Many economists say the billions of doses of vaccines expected to be distributed globally in the coming year will drive outsize economic momentum abroad versus in the U.S. Ham, for one, noted that ECB President Christine Lagarde mentioned that the central bank may not have to use its entire toolbox to support the recovery, “which gives investors confidence that the EU is doing better than the U.S.”
Consensus estimates for 2021 global gross domestic product growth is 5.4% and 5.2% for the EU. Emerging market GDP is expected to grow 6.3% for 2021. For the U.S., growth is expected at just 3.8%. That’s primarily because Europe’s GDP took a larger hit in 2020. And for any stock outside the U.S., a weak dollar is a tailwind because its value increases when converted. Many on Wall Street expect the dollar to continue its downtrend. The differential between global and U.S. GDP growth rates and the shrinking premium on U.S. Treasury yields against foreign yields are both driving expectations of continued dollar weakness.
“A potentially weaker dollar would benefit US multinational companies’ profits, boost returns of international investments for dollar-based investors” wrote LPL Financial strategists in a note.

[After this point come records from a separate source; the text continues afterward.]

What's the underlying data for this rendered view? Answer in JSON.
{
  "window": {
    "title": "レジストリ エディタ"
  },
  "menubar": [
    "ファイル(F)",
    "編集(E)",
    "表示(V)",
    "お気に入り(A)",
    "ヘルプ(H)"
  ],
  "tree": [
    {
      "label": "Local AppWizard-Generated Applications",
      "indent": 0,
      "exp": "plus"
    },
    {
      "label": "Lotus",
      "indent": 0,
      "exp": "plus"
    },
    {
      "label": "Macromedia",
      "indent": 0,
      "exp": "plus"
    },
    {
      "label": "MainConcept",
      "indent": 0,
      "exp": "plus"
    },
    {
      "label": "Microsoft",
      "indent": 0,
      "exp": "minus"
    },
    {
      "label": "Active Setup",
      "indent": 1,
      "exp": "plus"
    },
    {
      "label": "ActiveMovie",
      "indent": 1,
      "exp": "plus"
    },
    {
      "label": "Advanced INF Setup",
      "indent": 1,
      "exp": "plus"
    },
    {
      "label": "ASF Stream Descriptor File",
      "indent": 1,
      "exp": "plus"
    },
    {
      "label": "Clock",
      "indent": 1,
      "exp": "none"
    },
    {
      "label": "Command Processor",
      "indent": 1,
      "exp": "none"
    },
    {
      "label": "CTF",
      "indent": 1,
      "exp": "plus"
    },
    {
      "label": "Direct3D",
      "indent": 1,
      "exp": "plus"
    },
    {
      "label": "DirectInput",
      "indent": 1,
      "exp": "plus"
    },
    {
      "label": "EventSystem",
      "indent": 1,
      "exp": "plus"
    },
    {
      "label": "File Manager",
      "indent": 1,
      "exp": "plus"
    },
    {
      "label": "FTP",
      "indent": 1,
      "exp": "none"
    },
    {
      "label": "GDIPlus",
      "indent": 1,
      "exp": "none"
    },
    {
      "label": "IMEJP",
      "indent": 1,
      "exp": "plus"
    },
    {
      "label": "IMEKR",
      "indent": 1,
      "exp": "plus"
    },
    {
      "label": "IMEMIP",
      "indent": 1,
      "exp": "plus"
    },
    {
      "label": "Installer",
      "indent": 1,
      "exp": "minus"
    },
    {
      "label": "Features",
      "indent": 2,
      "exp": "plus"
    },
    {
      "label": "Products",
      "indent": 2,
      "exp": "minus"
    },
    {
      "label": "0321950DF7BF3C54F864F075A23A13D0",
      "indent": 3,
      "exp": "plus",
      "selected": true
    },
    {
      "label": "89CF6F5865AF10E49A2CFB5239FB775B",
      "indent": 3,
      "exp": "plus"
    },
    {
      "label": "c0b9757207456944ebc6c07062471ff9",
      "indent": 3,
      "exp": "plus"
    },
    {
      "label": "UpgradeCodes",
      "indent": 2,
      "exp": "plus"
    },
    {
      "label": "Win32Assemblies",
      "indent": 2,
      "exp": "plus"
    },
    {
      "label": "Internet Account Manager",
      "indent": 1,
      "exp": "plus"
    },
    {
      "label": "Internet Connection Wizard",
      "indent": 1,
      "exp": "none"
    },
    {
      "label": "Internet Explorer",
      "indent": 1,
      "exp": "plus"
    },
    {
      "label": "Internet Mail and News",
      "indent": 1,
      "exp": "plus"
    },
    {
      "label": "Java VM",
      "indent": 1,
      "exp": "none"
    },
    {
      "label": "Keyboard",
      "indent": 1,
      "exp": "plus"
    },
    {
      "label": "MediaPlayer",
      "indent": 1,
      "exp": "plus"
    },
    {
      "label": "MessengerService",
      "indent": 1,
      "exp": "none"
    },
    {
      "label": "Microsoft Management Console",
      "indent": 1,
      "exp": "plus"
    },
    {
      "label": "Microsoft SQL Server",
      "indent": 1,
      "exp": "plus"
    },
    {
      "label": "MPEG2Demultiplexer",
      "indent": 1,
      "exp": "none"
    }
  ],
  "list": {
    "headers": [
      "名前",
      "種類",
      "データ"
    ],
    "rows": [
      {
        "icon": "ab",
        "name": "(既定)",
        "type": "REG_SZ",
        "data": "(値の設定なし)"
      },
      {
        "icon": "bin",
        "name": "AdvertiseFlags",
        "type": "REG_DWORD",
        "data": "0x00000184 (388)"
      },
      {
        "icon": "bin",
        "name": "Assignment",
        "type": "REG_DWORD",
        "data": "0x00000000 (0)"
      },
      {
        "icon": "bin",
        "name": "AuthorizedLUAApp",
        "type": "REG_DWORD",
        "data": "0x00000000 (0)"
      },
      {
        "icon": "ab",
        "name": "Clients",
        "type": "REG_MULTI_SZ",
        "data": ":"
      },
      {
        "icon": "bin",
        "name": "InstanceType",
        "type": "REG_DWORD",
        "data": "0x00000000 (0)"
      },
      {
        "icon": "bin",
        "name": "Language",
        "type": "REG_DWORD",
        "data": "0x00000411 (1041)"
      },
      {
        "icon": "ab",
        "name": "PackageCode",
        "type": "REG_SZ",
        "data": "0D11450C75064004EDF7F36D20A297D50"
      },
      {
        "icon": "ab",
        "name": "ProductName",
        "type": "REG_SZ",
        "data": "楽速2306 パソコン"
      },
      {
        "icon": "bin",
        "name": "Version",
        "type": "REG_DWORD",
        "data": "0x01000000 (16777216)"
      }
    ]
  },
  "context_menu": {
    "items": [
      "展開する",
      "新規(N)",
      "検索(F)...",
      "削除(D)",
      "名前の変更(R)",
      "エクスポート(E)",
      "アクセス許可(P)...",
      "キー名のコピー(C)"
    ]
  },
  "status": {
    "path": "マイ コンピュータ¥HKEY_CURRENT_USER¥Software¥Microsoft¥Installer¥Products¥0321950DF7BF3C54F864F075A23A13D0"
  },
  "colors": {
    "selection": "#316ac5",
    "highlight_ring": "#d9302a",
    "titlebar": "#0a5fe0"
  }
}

Near-term economic growth can drive global stocks higher, but valuations outside the U.S. are far lower than in the U.S., potentially providing even more upside.
For the EU, the average stock on the Stoxx Europe 600 Index trades at just above 18 times earnings per share forecasts for the next 12 months. That’s much lower than the average S&P 500 earnings multiple of 22.1.
One caveat is that EU stocks have been trading at a valuation discount to U.S. stocks in the past several years and the valuation gap has slimmed of late. Observing the average earnings multiples on the Stoxx Europe 600 and S&P 500 versus those now, EU stocks have already begun to catch up to U.S. stocks in terms of valuation. In the past five years, the multiple on the Stoxx Europe 600 was 20% lower than that on the S&P 500. Now, stocks on the European index trade at just a 17% discount to the U.S. benchmark index.
Sure, valuations abroad have expanded some, but those levels might be appropriate. And we’ve yet to see sustained outperformance this year for a global group of stocks benefiting from several tailwinds.